Main content area

Monthly Hydrological Indicators to Assess Possible Alterations on Rivers’ Flow Regime

Pumo, Dario, Francipane, Antonio, Cannarozzo, Marcella, Antinoro, Chiara, Noto, Leonardo Valerio
Water resources management 2018 v.32 no.11 pp. 3687-3706
anthropogenic activities, basins, databases, ecosystems, humans, hydrologic models, issues and policy, planning, rivers, stream flow, time series analysis, water management, watersheds, Italy

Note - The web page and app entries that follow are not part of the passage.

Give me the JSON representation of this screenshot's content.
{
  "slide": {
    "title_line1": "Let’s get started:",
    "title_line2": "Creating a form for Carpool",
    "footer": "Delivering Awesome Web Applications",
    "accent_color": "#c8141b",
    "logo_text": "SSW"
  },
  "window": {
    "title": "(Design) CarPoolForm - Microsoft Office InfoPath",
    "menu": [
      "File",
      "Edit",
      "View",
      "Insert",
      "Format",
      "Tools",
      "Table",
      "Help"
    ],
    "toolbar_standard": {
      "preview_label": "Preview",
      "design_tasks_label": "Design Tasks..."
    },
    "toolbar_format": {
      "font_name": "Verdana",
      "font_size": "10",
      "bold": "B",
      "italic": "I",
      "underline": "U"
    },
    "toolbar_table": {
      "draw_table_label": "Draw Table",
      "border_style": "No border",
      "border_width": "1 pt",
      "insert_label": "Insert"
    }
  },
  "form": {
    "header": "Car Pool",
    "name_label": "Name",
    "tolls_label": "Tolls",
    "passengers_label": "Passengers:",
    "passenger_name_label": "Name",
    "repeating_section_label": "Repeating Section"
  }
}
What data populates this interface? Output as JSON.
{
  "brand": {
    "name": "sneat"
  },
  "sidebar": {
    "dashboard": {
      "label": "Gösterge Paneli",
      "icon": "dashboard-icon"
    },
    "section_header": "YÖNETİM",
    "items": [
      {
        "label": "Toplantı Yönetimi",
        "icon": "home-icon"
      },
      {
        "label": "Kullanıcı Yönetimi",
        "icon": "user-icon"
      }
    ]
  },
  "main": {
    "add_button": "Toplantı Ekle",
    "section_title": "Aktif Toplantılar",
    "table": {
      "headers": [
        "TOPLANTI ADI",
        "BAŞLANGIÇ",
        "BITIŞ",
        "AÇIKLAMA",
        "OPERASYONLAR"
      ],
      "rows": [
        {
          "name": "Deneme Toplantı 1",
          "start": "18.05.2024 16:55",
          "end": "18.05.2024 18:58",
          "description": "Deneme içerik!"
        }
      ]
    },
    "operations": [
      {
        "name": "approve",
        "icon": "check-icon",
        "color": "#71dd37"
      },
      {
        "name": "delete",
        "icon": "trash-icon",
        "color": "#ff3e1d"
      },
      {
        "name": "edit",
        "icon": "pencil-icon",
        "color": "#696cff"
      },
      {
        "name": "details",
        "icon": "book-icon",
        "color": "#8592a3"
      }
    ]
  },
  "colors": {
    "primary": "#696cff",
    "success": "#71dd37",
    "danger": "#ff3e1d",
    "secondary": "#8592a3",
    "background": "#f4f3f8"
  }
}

Assessing potential deviations of the fundamental river basins’ hydrological processes and streamflow characteristics from the “natural trajectory” represents a high-priority objective to understand the biological impact of altered flow regime on river ecosystems. Existing approaches are mainly based on the analysis of daily-based indicators of hydrologic alteration, which requires wide database, including “pre-impact” and “post-impact” daily flow data frequently unavailable. The hydrological modeling is commonly used to face data missing problems or reconstruct natural conditions, even if models, especially at the daily scales, are often complex and computationally intensive. The use of simpler and more parsimonious models results, sometimes, essential for practical applications, also in consideration of the typical scarce availability of some data. This paper proposes an alternative approach for the evaluation of rivers flow regime alterations, based on different monthly hydrological indicators that are first computed and then combined to provide a global index of alteration. The procedure, conceptually derived from the Range of Variability Approach (RVA), is applied and tested on two Sicilian river basins (Italy) subject to anthropogenic influence. Streamflow regime for both the basins results differently disturbed by upstream human pressures. An alteration index is computed using available observations as “post-impact” monthly flow time-series, while time-series relative to “pre-impact” conditions have been reconstructed by the Tri.Mo.Ti.S. model, an innovative monthly and high-performing regional regressive hydrological model. The methodology, easily transferable to other regions, has revealed particularly efficacious in identifying and quantifying the existing human pressures and can be considered as a suitable tool for water resource management and policy planning activities.